Both sides have had difficult campaigns, struggling for form and identity, sacking coaches, and requiring patience with the new men in charge.
But since football restarted, the clubs have been two of Serie A’s great success stories.
Gennaro Gattuso lead Napoli to Coppa Italia glory before overseeing a run of Serie A form in which they’ve picked up 13 points from a possible 18, falling to defeat only against a seemingly unstoppable Atalanta side.
Milan have done even better, going unbeaten in Serie A and taking 14 points from the same number of games – a total only bettered by Gian Piero Gasperini’s all-conquering La Dea side with 16 points.
It was no real surprise then, that they shared the spoils in an entertaining 2-2 draw at the Stadio San Paolo on Sunday night, even if Napoli might feel hard done by given their overall superiority and a controversial penalty decision.
But the fact the Rossoneri managed to take a point from the game, having surrendered an early lead to go behind, wasn’t just thanks to a refereeing decision.
It was also the result of a newfound ability to stay in big games and take points from them.
“Now we know how to stay in games, and a strong team absolutely must do that: we’re managing to against the big teams, who before were our handicap,” Stefano Pioli said after the game.

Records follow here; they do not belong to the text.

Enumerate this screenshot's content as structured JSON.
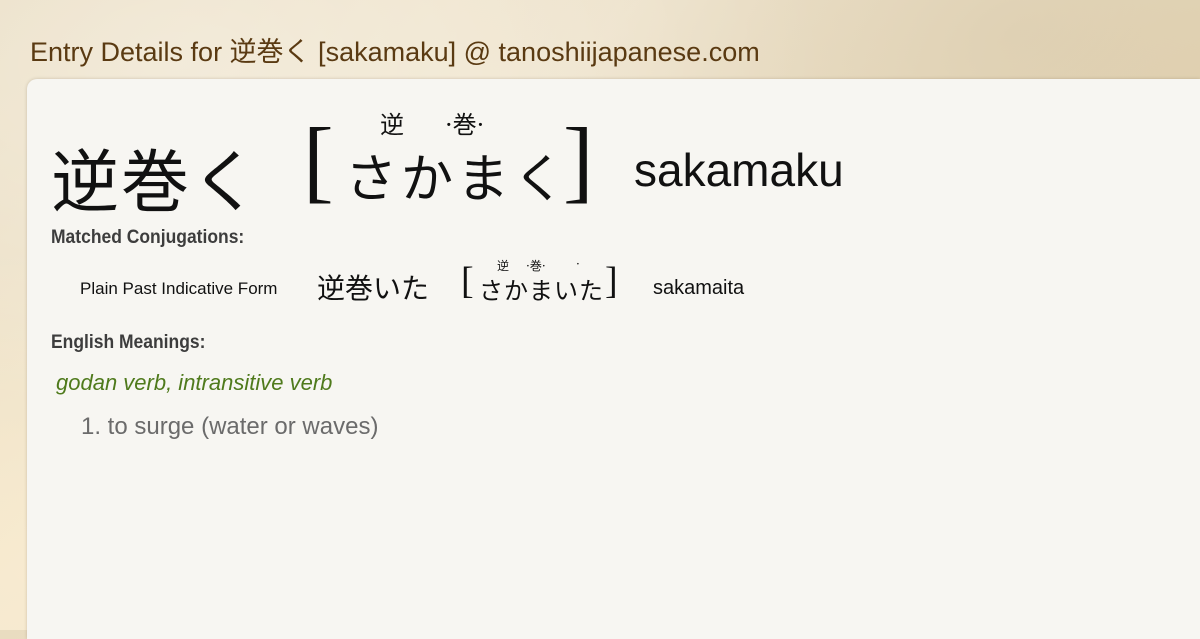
{
  "page": {
    "title": "Entry Details for 逆巻く [sakamaku] @ tanoshiijapanese.com"
  },
  "entry": {
    "headword": "逆巻く",
    "bracket_open": "[",
    "bracket_close": "]",
    "reading": "さかまく",
    "furigana": [
      "逆",
      "·巻·"
    ],
    "romaji": "sakamaku"
  },
  "conjugations": {
    "label": "Matched Conjugations:",
    "items": [
      {
        "form": "Plain Past Indicative Form",
        "word": "逆巻いた",
        "reading": "さかまいた",
        "furigana": [
          "逆",
          "·巻·",
          "·"
        ],
        "romaji": "sakamaita"
      }
    ]
  },
  "meanings": {
    "label": "English Meanings:",
    "part_of_speech": "godan verb, intransitive verb",
    "items": [
      "1. to surge (water or waves)"
    ]
  },
  "colors": {
    "title": "#5a3a12",
    "part_of_speech": "#4f7a1c",
    "meaning_text": "#6b6b6b",
    "card_bg": "#f7f6f2"
  }
}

This attribute was on display in spectacular fashion last week when they launched a second half comeback from 2-0 behind against Juventus to win 4-2.
But turning up in the big games has been a hallmark of Pioli’s side since they returned to action.
Their 14-point haul becomes all the more impressive when you consider that they’ve taken 10 of those points from games against Roma, Lazio, Juve and Napoli – four of the six sides sitting above them in the table.
Bizarrely, the only time they dropped points before Sunday’s clash in Naples was against rock-bottom SPAL.
The recent fixture schedule could’ve easily become a nightmare for the Diavoli and piled more pressure on what not long ago looked set to be a forgettable campaign.
But now, with their calendar easing up somewhat and only a four-point gap separating them from Roma, Milan can reasonably aim to match last term’s fifth-placed Serie A finish.
This big-game swagger has come completely out of the blue.
Before football was interrupted, Milan had lost to Inter (twice), Roma, Lazio (their first home Serie A defeat to the Romans in 30 years), Juventus, Atalanta (5-0), and drawn 1-1 with Napoli. That gave them one point from a possible 21 in their big matches.
It’s a remarkable turnaround, and points to the growing confidence in this young team. Zlatan Ibrahimovic’s influence has often been pointed to as a key component to their improvement, and it is true that only one of those big-game defeats came on his watch; the 4-2 Derby della Madonnina collapse, in which the Swede scored to put his side 2-0 up before their second half meltdown.
Although Ibra would love to take personal credit for this improvement, it goes deeper. They are playing with more confidence, using players in roles they’re comfortable in, and recent signings like Ante Rebic and Ismael Bennacer are now finding their feet in impressive style.
After all, Ibrahimovic’s influence against Napoli on Sunday was minimal and if anything, his hissy fit at being substituted following the Vesuviani’s second goal was disruptive.
There are several green shoots for Milanisti to feel good about at the moment, but their big game mentality deserves to be up there as one of the most significant.